Get Out  is Jordan Peele’s directorial debut in feature films while Keegan-Michael Key is doing some commercials on tv ..."you done messed up!” Peele’s script takes on an interracial relationship as Daniel Kaluuya gives a stellar performance alongside some respectable supporting talent with a story wrapped around modern racism. Showboated in award season as a “comedy”, Peele’s film is anything but hilarious as the tension builds into a hard pill to swallow for most audience members.
So Many Layers: It is possible that Peele’s script has the most layers of symbolism and symptomatic of the year. From beginning to end there is a buffet of red herrings, foreshadowing, modern cultural references, and anything that can be interpreted as a socio-political position. The typical setting for these messages is in the form of a dramatic film or at least something more lighthearted than the horror-thriller assembled by Peele. Taking a genre such as the horror-thriller and making it into a quality award-winning film is no simple task. Peele seems to effortlessly combine a flaky genre with his manifesto script to create a film worthy of many viewings and interpretations.
Production Triumph: Get Out achieves in more areas than the script. Michael Abels delivers a gut-wrenching score to the film that mirrors each scene with a masterful touch. The production design, although small, plays into the slow slip into madness the protagonist experiences. And the colors! From clothing colors to tinted lighting, and every swatch selected for various furniture items or walls. The attention to the small details makes Get Out even more impressive for a debut feature film.
Blunt Message: Whether or not you as an audience member agrees with Peele’s message with the film, there is still a respect deserved for his desire to not hold back what he wanted to say about the current social climate he perceives. Although the blunt approach is admirable, at times it sits on the fence of reality and hyperbole. This is where the film detaches audience members. No matter what the film is a triumph for Peele and everyone involved as it adds to what seems to be a revival for watchable horror films.

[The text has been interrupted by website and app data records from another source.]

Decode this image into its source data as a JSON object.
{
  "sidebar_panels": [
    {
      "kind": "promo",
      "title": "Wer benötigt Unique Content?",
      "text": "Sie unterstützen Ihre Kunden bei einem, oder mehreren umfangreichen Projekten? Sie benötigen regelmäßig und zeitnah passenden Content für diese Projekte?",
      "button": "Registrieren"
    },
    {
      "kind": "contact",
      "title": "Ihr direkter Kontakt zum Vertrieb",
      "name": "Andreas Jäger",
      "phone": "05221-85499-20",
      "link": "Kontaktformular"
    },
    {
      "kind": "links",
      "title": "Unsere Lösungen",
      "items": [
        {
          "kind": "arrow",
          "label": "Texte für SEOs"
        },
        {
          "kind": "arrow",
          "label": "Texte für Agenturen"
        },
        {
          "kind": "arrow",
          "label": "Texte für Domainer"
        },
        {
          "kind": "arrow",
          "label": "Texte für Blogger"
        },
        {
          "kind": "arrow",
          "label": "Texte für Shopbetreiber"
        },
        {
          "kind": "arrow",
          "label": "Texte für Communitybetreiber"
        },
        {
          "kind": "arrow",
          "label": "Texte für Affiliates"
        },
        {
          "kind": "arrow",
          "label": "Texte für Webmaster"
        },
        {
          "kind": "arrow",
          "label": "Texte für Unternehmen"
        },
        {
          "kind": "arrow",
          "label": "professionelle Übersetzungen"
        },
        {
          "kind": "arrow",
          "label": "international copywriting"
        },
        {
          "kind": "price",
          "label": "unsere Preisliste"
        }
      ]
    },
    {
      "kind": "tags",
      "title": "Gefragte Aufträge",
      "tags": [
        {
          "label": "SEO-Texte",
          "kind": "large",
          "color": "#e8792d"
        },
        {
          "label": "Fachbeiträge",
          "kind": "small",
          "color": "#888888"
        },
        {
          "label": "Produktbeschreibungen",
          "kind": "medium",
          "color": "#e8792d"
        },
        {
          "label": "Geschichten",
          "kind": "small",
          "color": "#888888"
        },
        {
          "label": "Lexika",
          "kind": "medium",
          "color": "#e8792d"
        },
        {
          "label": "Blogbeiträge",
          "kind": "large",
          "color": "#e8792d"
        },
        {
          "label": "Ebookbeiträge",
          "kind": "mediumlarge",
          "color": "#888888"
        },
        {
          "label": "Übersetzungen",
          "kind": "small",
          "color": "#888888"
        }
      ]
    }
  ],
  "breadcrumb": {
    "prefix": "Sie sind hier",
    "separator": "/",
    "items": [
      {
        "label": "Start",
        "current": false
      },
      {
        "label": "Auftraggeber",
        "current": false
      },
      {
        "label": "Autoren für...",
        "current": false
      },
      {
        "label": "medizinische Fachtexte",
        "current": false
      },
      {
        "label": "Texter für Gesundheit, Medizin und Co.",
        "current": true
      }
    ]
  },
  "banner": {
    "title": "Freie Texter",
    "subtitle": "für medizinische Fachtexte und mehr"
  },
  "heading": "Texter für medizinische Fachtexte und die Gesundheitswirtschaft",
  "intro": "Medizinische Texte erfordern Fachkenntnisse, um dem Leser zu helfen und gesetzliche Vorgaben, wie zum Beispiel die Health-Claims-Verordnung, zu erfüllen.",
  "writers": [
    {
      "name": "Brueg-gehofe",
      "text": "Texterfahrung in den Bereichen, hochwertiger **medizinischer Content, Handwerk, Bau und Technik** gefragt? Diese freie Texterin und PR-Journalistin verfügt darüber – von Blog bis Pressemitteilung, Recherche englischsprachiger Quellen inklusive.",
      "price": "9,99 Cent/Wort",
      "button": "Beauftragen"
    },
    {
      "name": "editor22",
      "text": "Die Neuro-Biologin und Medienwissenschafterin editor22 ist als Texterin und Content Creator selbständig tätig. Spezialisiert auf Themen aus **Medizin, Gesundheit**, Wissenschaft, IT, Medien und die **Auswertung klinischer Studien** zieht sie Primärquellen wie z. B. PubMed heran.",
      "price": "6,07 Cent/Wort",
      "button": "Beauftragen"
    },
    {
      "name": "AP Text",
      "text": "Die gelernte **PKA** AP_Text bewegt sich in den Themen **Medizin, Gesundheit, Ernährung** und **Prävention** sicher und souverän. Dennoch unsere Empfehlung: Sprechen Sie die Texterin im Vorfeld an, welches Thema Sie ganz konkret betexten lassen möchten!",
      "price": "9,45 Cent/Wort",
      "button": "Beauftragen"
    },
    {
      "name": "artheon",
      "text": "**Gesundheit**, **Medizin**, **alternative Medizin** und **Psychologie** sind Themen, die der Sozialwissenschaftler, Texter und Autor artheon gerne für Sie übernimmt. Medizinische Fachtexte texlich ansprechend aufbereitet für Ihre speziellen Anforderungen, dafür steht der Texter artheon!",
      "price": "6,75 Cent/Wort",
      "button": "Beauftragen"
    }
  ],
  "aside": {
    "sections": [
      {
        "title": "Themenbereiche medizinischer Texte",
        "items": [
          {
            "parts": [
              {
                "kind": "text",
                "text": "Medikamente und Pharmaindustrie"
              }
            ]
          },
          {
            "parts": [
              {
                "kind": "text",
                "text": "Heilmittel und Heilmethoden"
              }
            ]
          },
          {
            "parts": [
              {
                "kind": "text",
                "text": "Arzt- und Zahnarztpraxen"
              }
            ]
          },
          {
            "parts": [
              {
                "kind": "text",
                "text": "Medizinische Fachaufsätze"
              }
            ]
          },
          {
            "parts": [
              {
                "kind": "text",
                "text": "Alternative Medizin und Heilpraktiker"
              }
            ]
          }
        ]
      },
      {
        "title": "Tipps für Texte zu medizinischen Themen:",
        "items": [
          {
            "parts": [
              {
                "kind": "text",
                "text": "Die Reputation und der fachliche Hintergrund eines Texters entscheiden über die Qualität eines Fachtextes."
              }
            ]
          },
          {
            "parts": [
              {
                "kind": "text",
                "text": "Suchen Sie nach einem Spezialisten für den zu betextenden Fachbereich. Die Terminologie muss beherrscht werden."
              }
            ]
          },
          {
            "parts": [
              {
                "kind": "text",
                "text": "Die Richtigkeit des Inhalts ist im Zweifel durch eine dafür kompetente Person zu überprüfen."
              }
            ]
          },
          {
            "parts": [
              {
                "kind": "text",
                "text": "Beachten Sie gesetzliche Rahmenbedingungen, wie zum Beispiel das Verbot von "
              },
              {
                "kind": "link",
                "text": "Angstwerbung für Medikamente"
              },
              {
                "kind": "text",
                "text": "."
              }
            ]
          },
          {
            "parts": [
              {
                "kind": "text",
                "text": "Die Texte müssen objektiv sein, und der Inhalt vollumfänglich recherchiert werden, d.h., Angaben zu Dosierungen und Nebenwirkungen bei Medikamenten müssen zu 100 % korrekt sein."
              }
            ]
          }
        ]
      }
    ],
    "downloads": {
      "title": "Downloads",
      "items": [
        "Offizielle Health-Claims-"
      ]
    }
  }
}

Lack of Realism: Get Out is a fairly reasonable film for the first two acts. But once the ending of this film approaches we are forced to believe in unrealistic plot devices. Luckily, the first two acts of this film are very strong. But I cannot help but think that if Peele’s script, and perhaps some direction choices, had been more plausible in the end then the film may have a more lasting impact. Instead, expect Get Out to flicker out into a sea of notable horror films, but certainly not one to be remembered forever.